Only lines with the word "data" belong in the answer; copy them from the records below.

* **RECORDS TO PROCESS**:
☆ ☆ ☆ ☆

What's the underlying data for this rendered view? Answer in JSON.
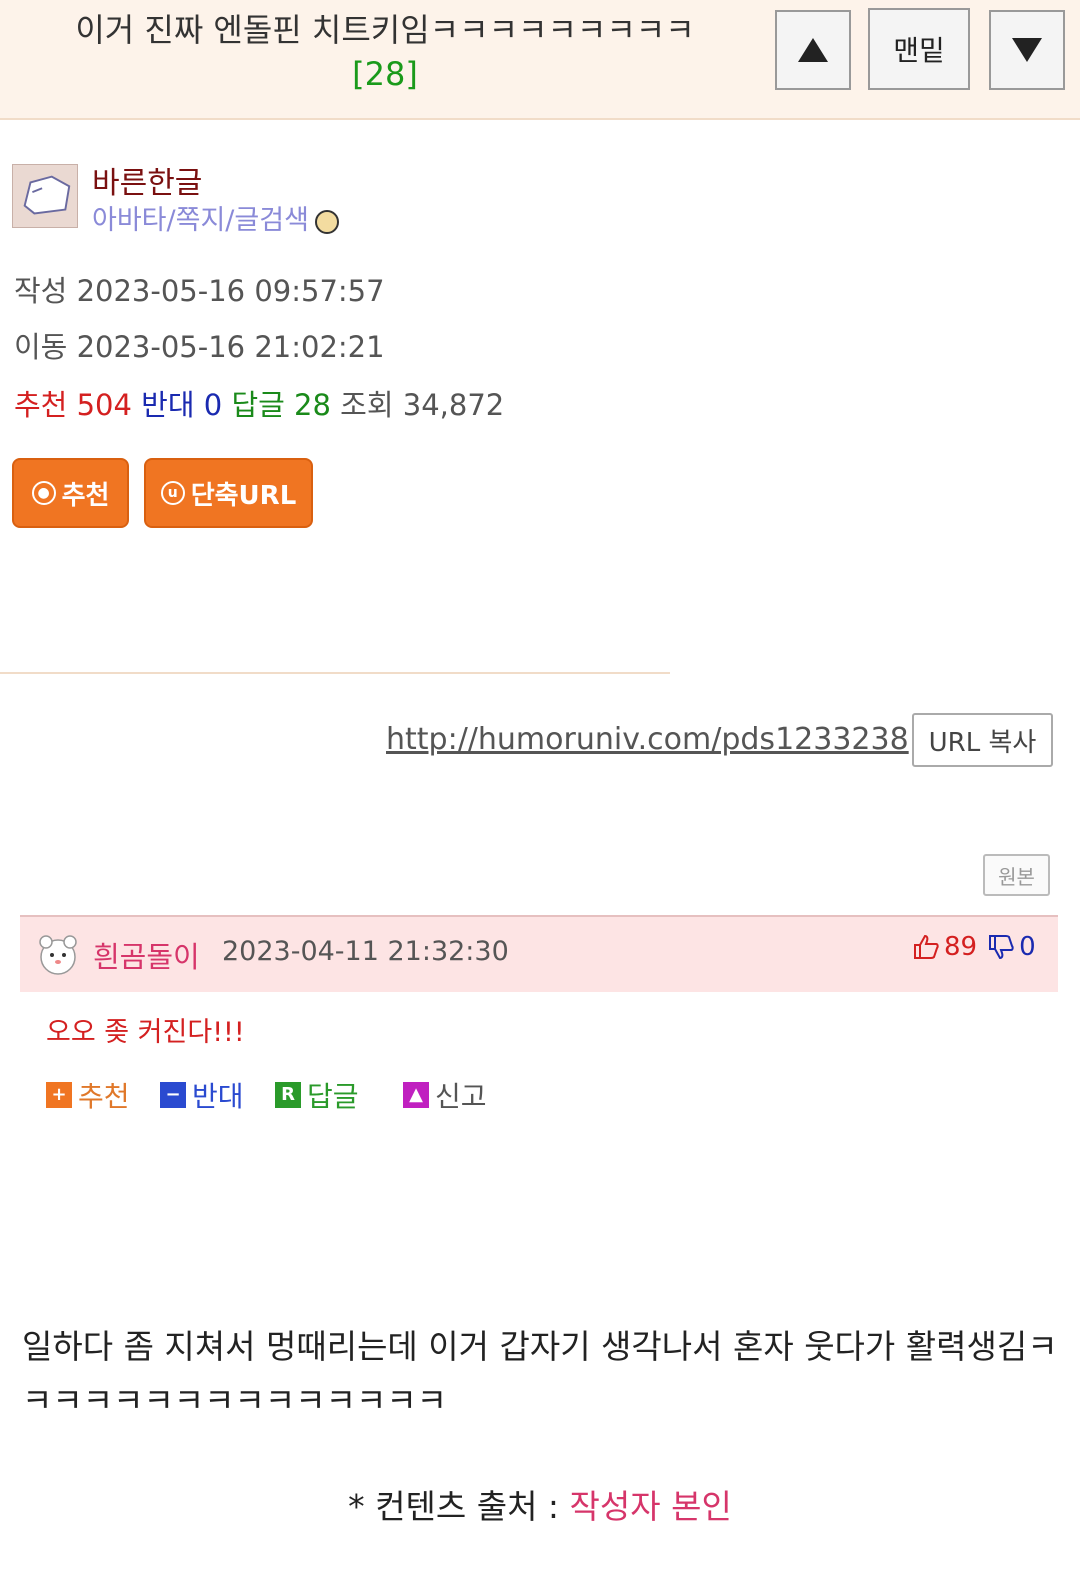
{
  "header": {
    "title": "이거 진짜 엔돌핀 치트키임ㅋㅋㅋㅋㅋㅋㅋㅋㅋ",
    "reply_count": "[28]",
    "bottom_label": "맨밑"
  },
  "author": {
    "nickname": "바른한글",
    "links": "아바타/쪽지/글검색"
  },
  "meta": {
    "created": "작성 2023-05-16 09:57:57",
    "moved": "이동 2023-05-16 21:02:21"
  },
  "stats": {
    "recommend_label": "추천",
    "recommend": "504",
    "oppose_label": "반대",
    "oppose": "0",
    "reply_label": "답글",
    "reply": "28",
    "view_label": "조회",
    "view": "34,872"
  },
  "buttons": {
    "recommend": "추천",
    "short_url": "단축URL"
  },
  "url": {
    "link": "http://humoruniv.com/pds1233238",
    "copy": "URL 복사"
  },
  "original_label": "원본",
  "comment": {
    "nickname": "흰곰돌이",
    "date": "2023-04-11 21:32:30",
    "up": "89",
    "down": "0",
    "text": "오오 좆 커진다!!!",
    "actions": {
      "recommend": "추천",
      "oppose": "반대",
      "reply": "답글",
      "report": "신고"
    }
  },
  "body": {
    "text": "일하다 좀 지쳐서 멍때리는데 이거 갑자기 생각나서 혼자 웃다가 활력생김ㅋㅋㅋㅋㅋㅋㅋㅋㅋㅋㅋㅋㅋㅋㅋ"
  },
  "source": {
    "label": "* 컨텐츠 출처 :",
    "who": "작성자 본인"
  },
  "colors": {
    "header_bg": "#fdf3ea",
    "accent_orange": "#f07522",
    "recommend_red": "#d42020",
    "oppose_blue": "#1a2ab0",
    "reply_green": "#1a8a1a",
    "comment_bg": "#fde4e4",
    "nick_pink": "#d6356a"
  }
}
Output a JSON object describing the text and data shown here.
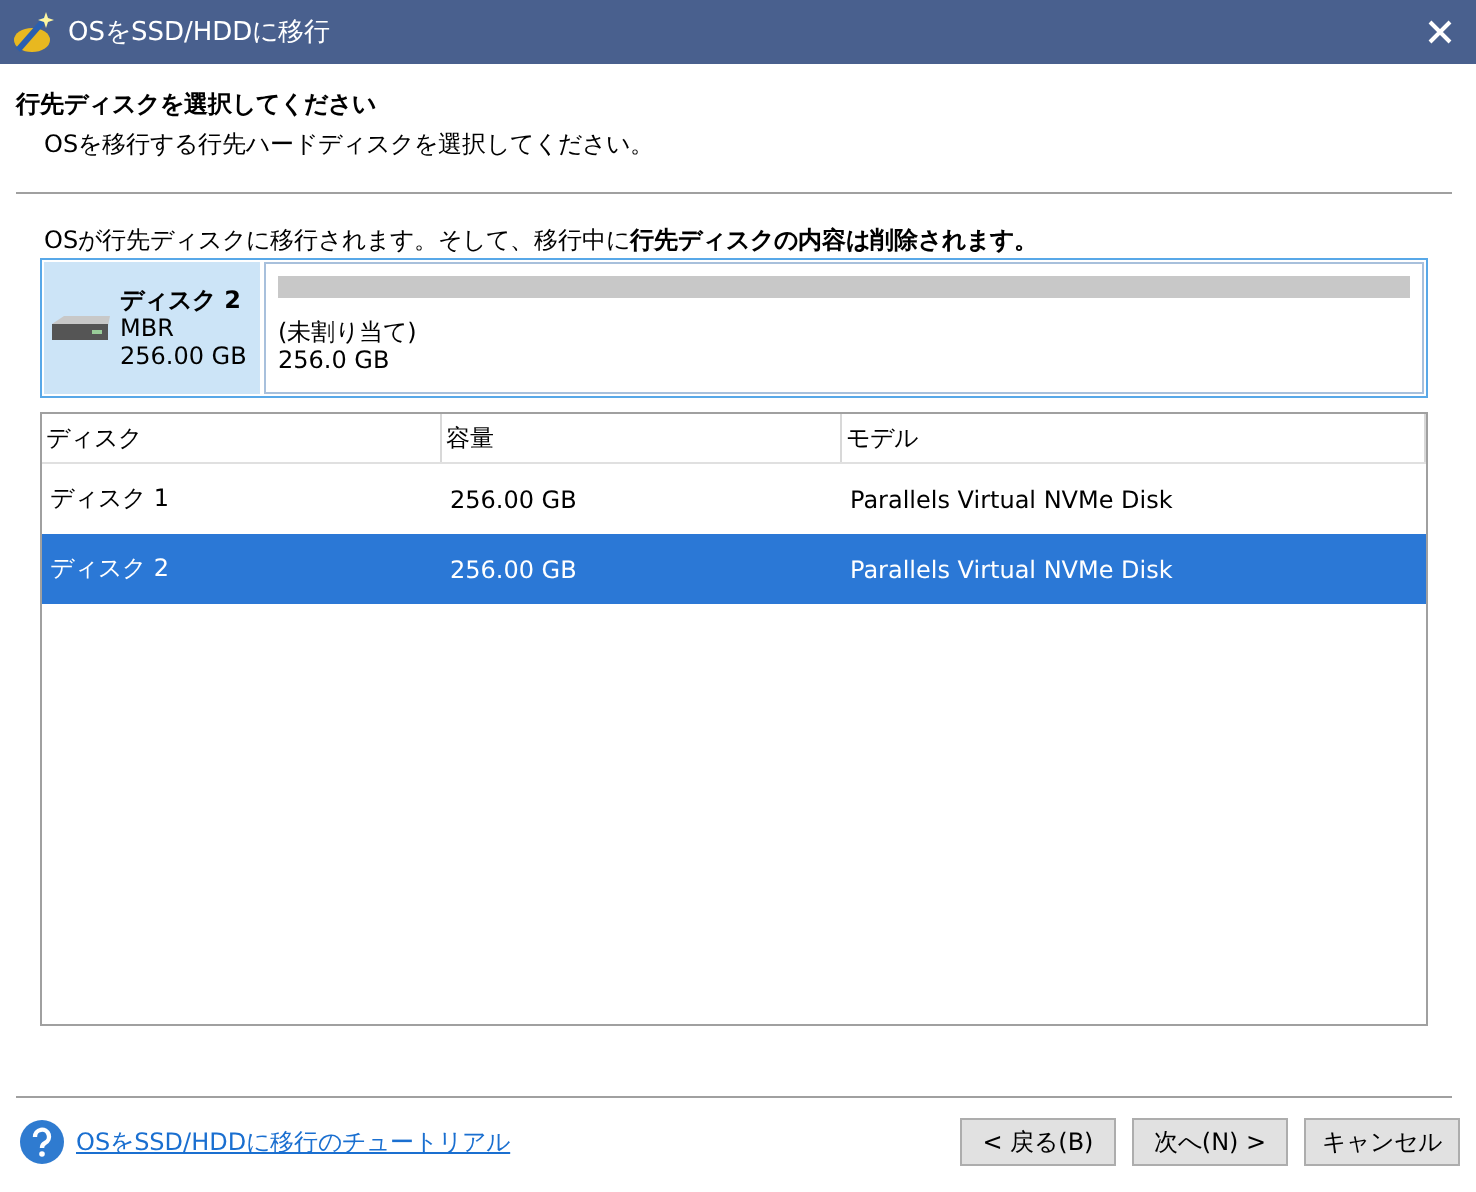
{
  "window": {
    "title": "OSをSSD/HDDに移行"
  },
  "header": {
    "title": "行先ディスクを選択してください",
    "subtitle": "OSを移行する行先ハードディスクを選択してください。"
  },
  "warning": "OSが行先ディスクに移行されます。そして、移行中に**行先ディスクの内容は削除されます。**",
  "disk_card": {
    "name": "ディスク 2",
    "type": "MBR",
    "size": "256.00 GB",
    "selected": true,
    "partition": {
      "label": "(未割り当て)",
      "size": "256.0 GB"
    }
  },
  "table": {
    "columns": [
      "ディスク",
      "容量",
      "モデル"
    ],
    "rows": [
      {
        "cells": [
          "ディスク 1",
          "256.00 GB",
          "Parallels Virtual NVMe Disk"
        ],
        "selected": false
      },
      {
        "cells": [
          "ディスク 2",
          "256.00 GB",
          "Parallels Virtual NVMe Disk"
        ],
        "selected": true
      }
    ]
  },
  "footer": {
    "tutorial_link": "OSをSSD/HDDに移行のチュートリアル",
    "buttons": [
      "< 戻る(B)",
      "次へ(N) >",
      "キャンセル"
    ]
  }
}
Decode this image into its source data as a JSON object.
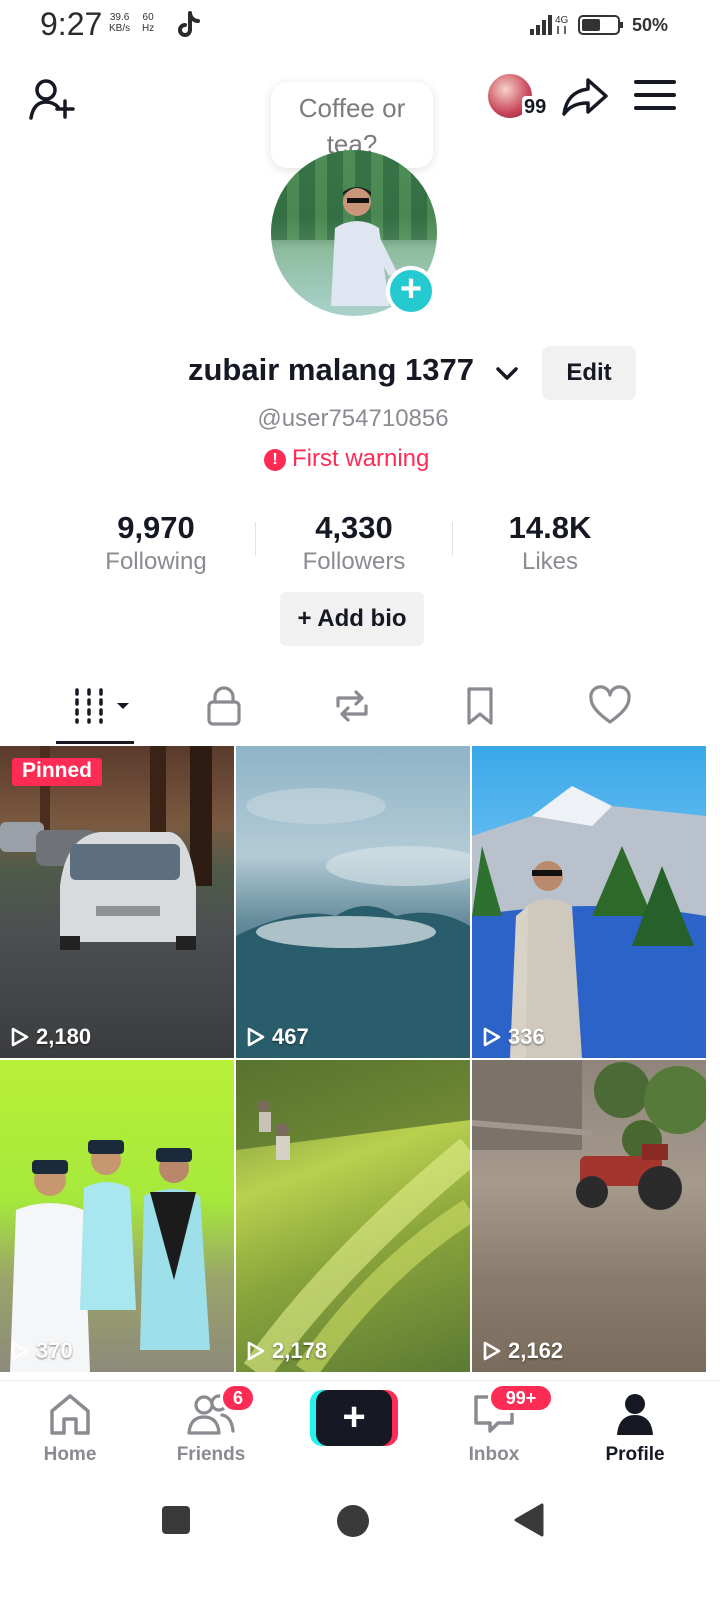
{
  "status_bar": {
    "time": "9:27",
    "net_speed_value": "39.6",
    "net_speed_unit": "KB/s",
    "refresh_value": "60",
    "refresh_unit": "Hz",
    "network_type": "4G",
    "battery": "50%"
  },
  "header": {
    "bubble_text": "Coffee or tea?",
    "visitor_count": "99"
  },
  "profile": {
    "display_name": "zubair malang 1377",
    "edit_label": "Edit",
    "handle": "@user754710856",
    "warning": "First warning",
    "add_bio_label": "+ Add bio"
  },
  "stats": [
    {
      "value": "9,970",
      "label": "Following"
    },
    {
      "value": "4,330",
      "label": "Followers"
    },
    {
      "value": "14.8K",
      "label": "Likes"
    }
  ],
  "tabs": [
    "videos-grid-icon",
    "lock-icon",
    "repost-icon",
    "bookmark-icon",
    "heart-icon"
  ],
  "videos": [
    {
      "views": "2,180",
      "pinned_label": "Pinned"
    },
    {
      "views": "467"
    },
    {
      "views": "336"
    },
    {
      "views": "370"
    },
    {
      "views": "2,178"
    },
    {
      "views": "2,162"
    }
  ],
  "bottom_nav": {
    "home": "Home",
    "friends": "Friends",
    "friends_badge": "6",
    "inbox": "Inbox",
    "inbox_badge": "99+",
    "profile": "Profile",
    "create": "+"
  },
  "colors": {
    "accent_red": "#fe2c55",
    "accent_cyan": "#25f4ee",
    "text_dark": "#161823",
    "text_gray": "#8a8b91"
  }
}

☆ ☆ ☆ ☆

* **RESULT OF THIS TASK**:
What's the underlying data for this rendered view? Answer in JSON.
Output a JSON object describing the text and data shown here.
Decode this image into its source data as a JSON object.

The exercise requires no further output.